Well, it’s official. Some time in the middle of the next century, Japan as we know it will cease to be. More specifically, tine Japanese (as we know them) will cease to be.

The indigenous birthrate has fallen below the magic 1.8 number necessary to keep enough bodies on life’s treadmill. Little spaces will begin to appear on the assembly line — each representing large blocs of stu­dents, customers, marriage prospects, employees and taxpayers. Japan is no longer able to populate itself at current levels.

Small towns in the countryside will dose first as the sturdy few flock to the cities for the comfort of crowds. Empty places are strange.

(As to crowds, I can remember when Narita International Airport opened. We happened to be out there during its first week of operation. I thought it was already crowded, but I overheard two guys talking about how lonely they felt because “the place is so empty”)

The country wall gradually empty. It may not be noticeable at first — a two-hour wait in line will become an hour and a half, but when you’re rolling around on the ground, screaming in frustration and kicking your heels in the air, you lose track of time.

Soon the delightful coziness of the Yamanote Line during summer rush hours will become but a fond memory.

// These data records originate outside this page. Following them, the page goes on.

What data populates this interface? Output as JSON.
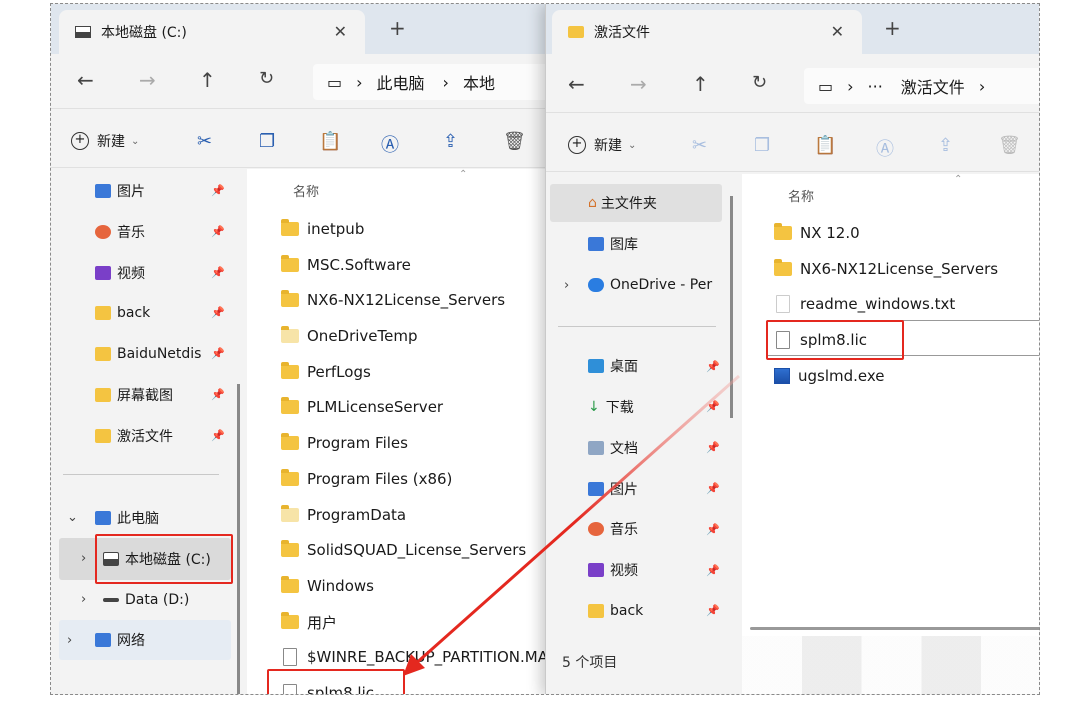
{
  "left_window": {
    "tab_title": "本地磁盘 (C:)",
    "breadcrumb": [
      "此电脑",
      "本地"
    ],
    "toolbar": {
      "new_label": "新建"
    },
    "sidebar_pinned": [
      {
        "label": "图片",
        "icon": "pictures-icon"
      },
      {
        "label": "音乐",
        "icon": "music-icon"
      },
      {
        "label": "视频",
        "icon": "video-icon"
      },
      {
        "label": "back",
        "icon": "folder-icon"
      },
      {
        "label": "BaiduNetdis",
        "icon": "folder-icon"
      },
      {
        "label": "屏幕截图",
        "icon": "folder-icon"
      },
      {
        "label": "激活文件",
        "icon": "folder-icon"
      }
    ],
    "sidebar_tree": {
      "this_pc": "此电脑",
      "local_disk": "本地磁盘 (C:)",
      "data_disk": "Data (D:)",
      "network": "网络"
    },
    "column_name": "名称",
    "files": [
      {
        "name": "inetpub",
        "type": "folder"
      },
      {
        "name": "MSC.Software",
        "type": "folder"
      },
      {
        "name": "NX6-NX12License_Servers",
        "type": "folder"
      },
      {
        "name": "OneDriveTemp",
        "type": "folder"
      },
      {
        "name": "PerfLogs",
        "type": "folder"
      },
      {
        "name": "PLMLicenseServer",
        "type": "folder"
      },
      {
        "name": "Program Files",
        "type": "folder"
      },
      {
        "name": "Program Files (x86)",
        "type": "folder"
      },
      {
        "name": "ProgramData",
        "type": "folder"
      },
      {
        "name": "SolidSQUAD_License_Servers",
        "type": "folder"
      },
      {
        "name": "Windows",
        "type": "folder"
      },
      {
        "name": "用户",
        "type": "folder"
      },
      {
        "name": "$WINRE_BACKUP_PARTITION.MA",
        "type": "file"
      },
      {
        "name": "splm8.lic",
        "type": "file"
      }
    ]
  },
  "right_window": {
    "tab_title": "激活文件",
    "breadcrumb": [
      "···",
      "激活文件"
    ],
    "toolbar": {
      "new_label": "新建"
    },
    "sidebar": [
      {
        "label": "主文件夹",
        "icon": "home-icon"
      },
      {
        "label": "图库",
        "icon": "gallery-icon"
      },
      {
        "label": "OneDrive - Per",
        "icon": "cloud-icon"
      }
    ],
    "sidebar_pinned": [
      {
        "label": "桌面",
        "icon": "desktop-icon"
      },
      {
        "label": "下载",
        "icon": "download-icon"
      },
      {
        "label": "文档",
        "icon": "document-icon"
      },
      {
        "label": "图片",
        "icon": "pictures-icon"
      },
      {
        "label": "音乐",
        "icon": "music-icon"
      },
      {
        "label": "视频",
        "icon": "video-icon"
      },
      {
        "label": "back",
        "icon": "folder-icon"
      }
    ],
    "column_name": "名称",
    "files": [
      {
        "name": "NX 12.0",
        "type": "folder"
      },
      {
        "name": "NX6-NX12License_Servers",
        "type": "folder"
      },
      {
        "name": "readme_windows.txt",
        "type": "file"
      },
      {
        "name": "splm8.lic",
        "type": "file"
      },
      {
        "name": "ugslmd.exe",
        "type": "exe"
      }
    ],
    "status": "5 个项目"
  },
  "colors": {
    "highlight_red": "#e4281f",
    "folder_yellow": "#f4c441",
    "accent_blue": "#2a5fb0"
  }
}
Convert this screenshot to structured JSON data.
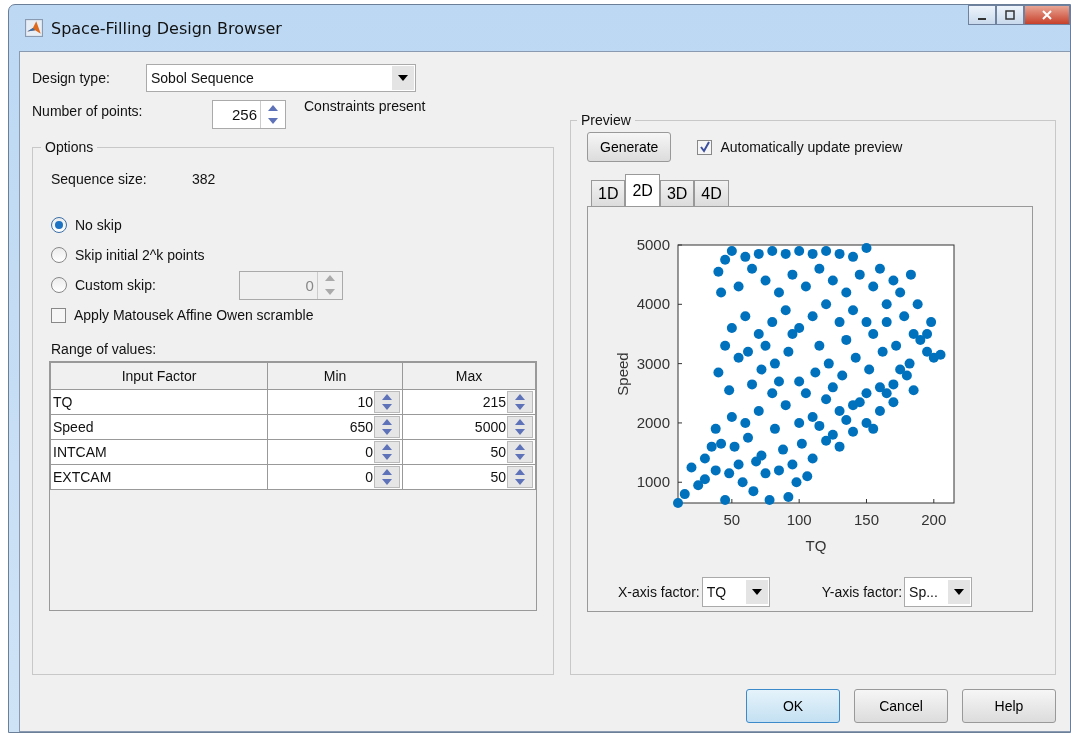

Many of us will never again rub up against so many fellow humans with such gay abandon.

They could reduce the number of cars per train to three, and just run them every half hour, but it is a refinement that is no way guaranteed.

Imagine carrying a folding aluminum lawn chair to the four-way intersection outside Shibuya Station — the one where all traffic stops as the hordes push and shove their way across the streets — and setting up that chair in the middle.

Mighty relaxing, I can imagine, sitting there watch­ing the twinkling lights and neon signs while the occa­sional stroller saunters past. That’s what we can look forward to.

Of course, nature abhors a vac­uum. The big cities will fill up with (a) crows (those black, flying comedians the size of beagles) and (b) monkeys (the mountainside fools who spend a lot of time playing in the snow).

These creatures will increasingly occupy the city centers. It wouldn’t surprise me to see them shoulder to kneecap with members of the declining human popu­lation shopping for bargains.

The crows will be particularly adept at picking and choosing products on Ginza department store coun­ters, while the monkeys will probably gravitate to the convenience stores where a premium is placed on grabbing and loading things in the arms.

Although it is fascinating to imagine what will hap­pen as Japan runs out of people, it is probably more constructive to come up with suggestions for solving the problem.

Let’s see. Hmmmm. As far as I can see, wait. Hmmmm.

Well, I’ve given it a lot of thought. I even fell asleep there for awhile. It seems to me — now, this is just me talking — but it seems to me that having more babies is a workable starting point in solving the problem. More babies. Having them. More. There is a logical ring to it — sort of a cause-and-effect kind of thing. Having more babies.

Now I know that elements of social organization have to change — economic incentives must be in place for young couples of marriageable age, and young men must be banned from having their hair and eye­brows done in beauty parlors — but it’s all within reach.

This is not replacing the ozone hole or becoming a scratch golfer. This is just having more babies.

And if that happens, we need not go to the second solution. (You did not read this here. I will deny every­thing.) Kidnapping people from North Korea and bringing them here to fill up the towns and villages is an unmentionable idea.